How To Improve Your Bands Live Stage Performance
Would you like to know how to improve your live performance on stage as well as pick up some tips on how to make your gig run smoothly? From someone who has seen many common mistakes committed over and over by ammeter and unexperienced bands on a nightly basis this is a must read for any bands looking to improve the performance of there band and looking to avoid common pitfalls bands make.
Before the gig
Im going to look at the things each musician i can think of should be taking to a every gig as well as the things everyone should be doing before the gig and during the change over time they have.
Ok so your loading the van before the gig, you have put your instruments in but what else should you be looking at taking?
Drummers - Drum Key, spare sticks, towel, spare T-shirt, Hi hat clutch,
Guitarists/Bass Guitarist - Spare strings, spare (tuned Before gig) guitar, Loads of plectrums, spare 9v battery (some bass guitars & effects peddles), every screwdriver and allan key you need to get in to change the battery or solder the guitar, tuner, spare guitar lead, spare patch leads for FX peddles, speaker cables (for between head and speaker), extension cable for effects peddles
Keyboards - Spare power unit, spare jack lead, DI box (incase venue is short), Keyboard stand.
If your instrument isn't listed then just read though them all there are lots of generic things everyone should think about taking. Ill add to this list as i think of things musicians should be taking to gigs so please keep checking back!
What you should be thinking about the above is that anything that can go wrong, will go wrong eventually at a gig sooner or later, so take everything you need to fix/replace anything you use.
Before & During the Change over
If you have a limited change over time you need to prepare as much as you can while the band before you is on. This applies more so if its a small stage as things take longer when there is less room to maneuver. Tune guitars, erect drum hardware and warm up (Ill cover warm up techniques in more detail another time.) During the change over itself have all the band waiting to go on and take any instructions from the promoter or engineer. Allow the previous band to get off the stage and then get on and set up! This sounds obvious and simple but after a few beers most musicians forget about everything they need to do before the change over.
If you have followed the advice given above and have well maintained equipment, setting up on the stage should be relatively simple, Just set up your equipment on the stage and fix or replace any equipment that has developed a fault in transit (because it was all working before you left for the gig right?)
There is one thing most ammeter bands do during the change over that they should never do. Playing & jamming just after setting up is a bad idea for two reasons; It makes communication between band members, engineer and promoter impossible, it makes it too loud for the audience members to talk to there friends in-between bands and enjoy themselves. It is for this reason that i recommend guitarists have all the settings on there guitar pre set before the gig (or written down) so they only need to play the guitar on stage briefly to make sure everything works and to set the volume with the engineer (See How to Get an Awesome Guitar Sound Live). Drummers should briefly check all drums and cymbals are in the correct place, (read my hub on Live Drum Sound) but remember you don't have to hit them hard to check there placement!
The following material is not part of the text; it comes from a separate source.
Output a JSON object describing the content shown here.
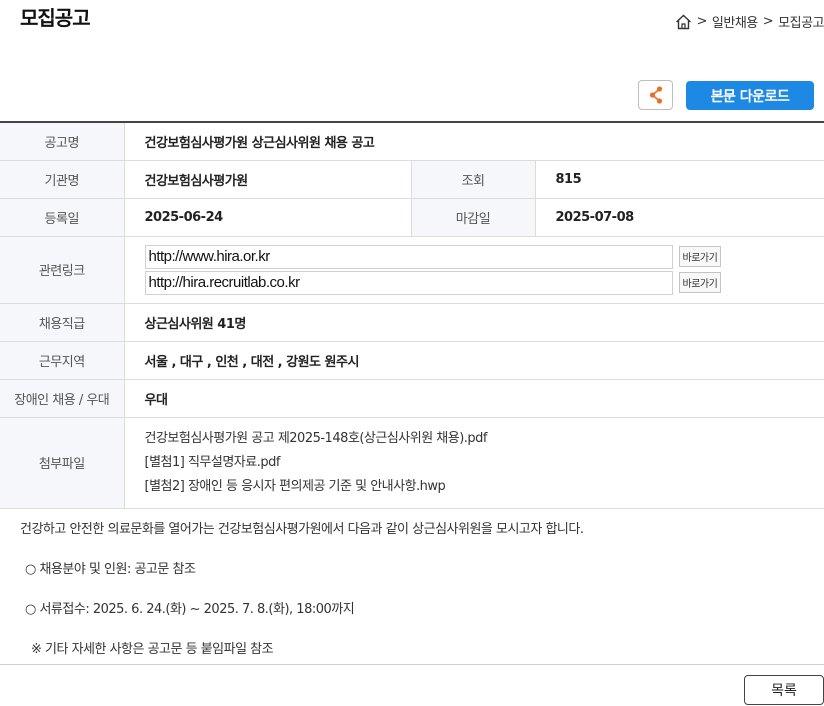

The best bands I have worked with simply set up there equipment quickly, do a quick line check of there own and wait for the engineer to help set the levels and do a line check though the PA (if you are being mic'ed up)
Doing this should leave you just enough time to go to the loo but probably not go to a busy bar as it takes too much time to buy a drink, I suggest you do this before the change over. (This sounds stupid but if your drummer runs to the bar just before you go on it could eat in to 5 minutes of your gig meaning you have to cut a song from the set, possibly even your last tune).
During the gig
Rock! And read my other blogs for more info!
After the gig
Leave the stage promptly for the next band to get on stage. Unless your the headline band there will be no time to chat to fans/friends or sign breasts. Respect the next band on and give them space to get there kit set up. Once you are off make sure your kit is packed away and secure!
Basically what I have been saying again and again in this Hub is to be prepared & prompt. Have everything you need and a spare, all in fully working order. Power cables held in the right spot with a bit of gaffa is not good! Guitars with a crackly output is not good! Drummers with only one pair of sticks is risky! Drummers treating the change over time as there only chance to show off there solo skills is very un-professional & frowned upon.
Thanks for reading and please comment as i would like to hear what you think!
Dan - Sound System hire company I work for.